As I travel the country working with the best of the best CPA firms to help them improve their processes, people development and ultimately profitability, I’m often reminded that one of the toughest positions inside CPA firms today is the mid-level.
Every firm is a little different in what they call their mid-level, whether it be in-charge, client relationship director, etc. But just know that this level could be your Seniors, Supervisors, or Managers. The reason this observation comes up during process improvement training and consulting is this level feels the squeeze more and more every day. If you think about it, their days revolve around juggling four competing priorities of their time:
- Managing their engagement teams (managing down)
- Managing their engagement partners (managing up)
- Managing their clients (managing out)
- Managing their own workload (managing within)
To successfully juggle all four is some feat, to say the least. I’ve identified two important trends over the past several years in regard to this mid-level practitioner.
First, this level is yearning for more guidance and direction on how to be effective engagement and project managers. You’re training on the technical, but you may be missing training on the key elements of engagement and project management skill development. Unless the person is an absolute all-star, they may be struggling to keep up without this training, guidance and direction.
The second key trend is with firms we work with to improve processes with Lean Six Sigma. These firms’ new and improved processes have a lot more project management best practices built into the process than ever before. So whether we’re talking Tax, Audit or Client Accounting Services, the best processes of firms today have strong foundations of project and engagement management best practices.
Why should you care if you’re a firm leader?
I’ll boil it down to three reasons:
If your mid-levels aren’t properly managing their engagements and their interactions with clients, what does that do to your overall client service? Do partners have to get more involved and take time away from higher level activities they should be performing? Do you just drop the ball and hope the client doesn’t care?
Retention of Future Leaders
If your mid-levels have the potential to be future partners but aren’t being given the training and opportunities to manage engagements and clients better, might they be getting frustrated and looking for other opportunities outside of your organization? Are they feeling the squeeze so much that they don’t see the light at the end of the tunnel? I see lots and lots of untapped potential in our profession for this mid-level – we must do our best to develop them and keep them.
If your mid-levels aren’t managing those four competing priorities well, you can pretty much guarantee your profitability isn’t as strong as it could be.
This is why the right blend of process improvement and project management training is becoming essential to firms today. Status quo is rapidly falling behind.
How can you improve?
I strongly encourage firm leaders to invest in project and engagement management training for their mid-level practitioners.
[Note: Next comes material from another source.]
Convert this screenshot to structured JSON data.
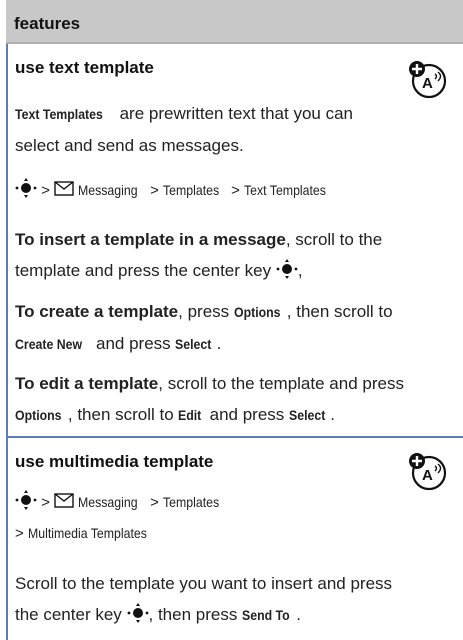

And go beyond the basics to zero in on the four competing priorities these individuals face on a daily and weekly basis.
Managing their engagement teams (managing down)
Discover and teach best practices that enable in-charges to better plan, communicate with, train and motivate the staff and seniors on their various client assignments. The four-step training model and collaborative review are two key lean six sigma techniques that we see CPA firms successfully utilizing to help manage the development and work of the lower levels.
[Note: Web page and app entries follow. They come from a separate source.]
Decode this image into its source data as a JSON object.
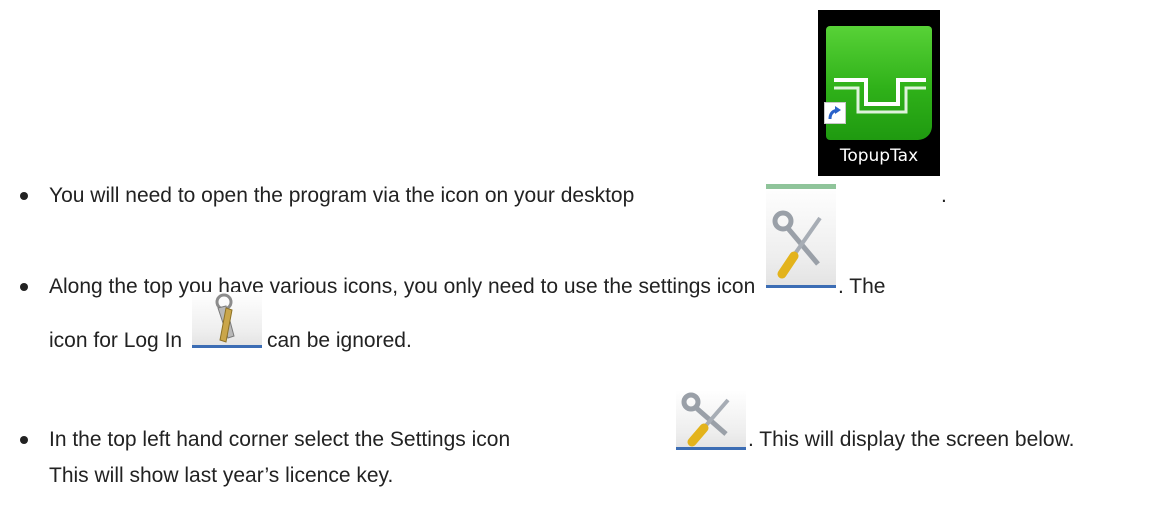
{
  "bullets": [
    {
      "text": "You will need to open the program via the icon on your desktop",
      "trailing": "."
    },
    {
      "text": "Along the top you have various icons, you only need to use the settings icon",
      "trailing": ". The",
      "continuation_before": "icon for Log In",
      "continuation_after": "can be ignored."
    },
    {
      "text": "In the top left hand corner select the Settings icon",
      "trailing": ". This will display the screen below.",
      "continuation": "This will show last year’s licence key."
    }
  ],
  "desktop_icon": {
    "label": "TopupTax",
    "icon": "topuptax-app-icon",
    "tile_color": "#2fb119"
  },
  "icons": {
    "settings": "settings-tools-icon",
    "login": "keys-icon",
    "accent_color": "#3c6db4"
  }
}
Managing their engagement partners (managing up)
It’s important to create a firm culture that is based on trust and also level-loaded / leveraged in a way to give your in-charge level more opportunities for client contact and running engagements. To ultimately be successful, this requires a new method of communication from the in-charge up to the partner to keep them engaged and “in the loop.” Build these strategies into your process.
Managing their clients (managing out)
Quit blaming your clients! That’s always the go-to response and easy way out when you don’t have the information you need when you need it from the client. Instead, focus on what you could have done differently to manage the client better. The phrase we use in our Lean Six Sigma projects is “make it easier for the client to do business with you.” Focusing on how you can make it easier for your clients to work with your firm will result in many more wins than losses.
Managing their own workload (managing within)
It’s important that all in-charges have some basic training on personal time management principles including email best practices, prioritization strategies, finishing what’s started, scheduling focus time, and understanding leverage to get more work done.
The next time you find yourself frustrated by the outcome of a client engagement – think engagement and project management skillset development. Your mid-level practitioners want to do an outstanding job and grow their careers. There’s a ton of untapped potential inside your firm at this level. Give them the training and mindset to unlock that potential! It’ll be a win-win proposition.
About the Author:
Dustin Hostetler, Shareholder and Director of Lean Six Sigma Consulting at Boomer Consulting, Inc., is a pioneer in applying the Lean and Six Sigma concepts to public accounting firms. As a Lean Six Sigma Master Black Belt with extensive experience working inside a large regional CPA firm, he has taken proven Lean techniques and tailored them to bring ground-breaking value to public accounting firms. His innovation and passion has brought true efficiency to accounting — helping accounting firms improve client service, improve client retention, set the foundation for growth and build the bottom line.
Dustin holds a bachelor’s degree in finance from The Ohio State University, graduating magna cum laude, and earned both his Lean Six Sigma Black Belt and Master Black Belt certifications from Kent State University. Dustin is also a member of the CPA Consultants’ Alliance, a working group of thought leaders united in their efforts to further leadership within the CPA profession.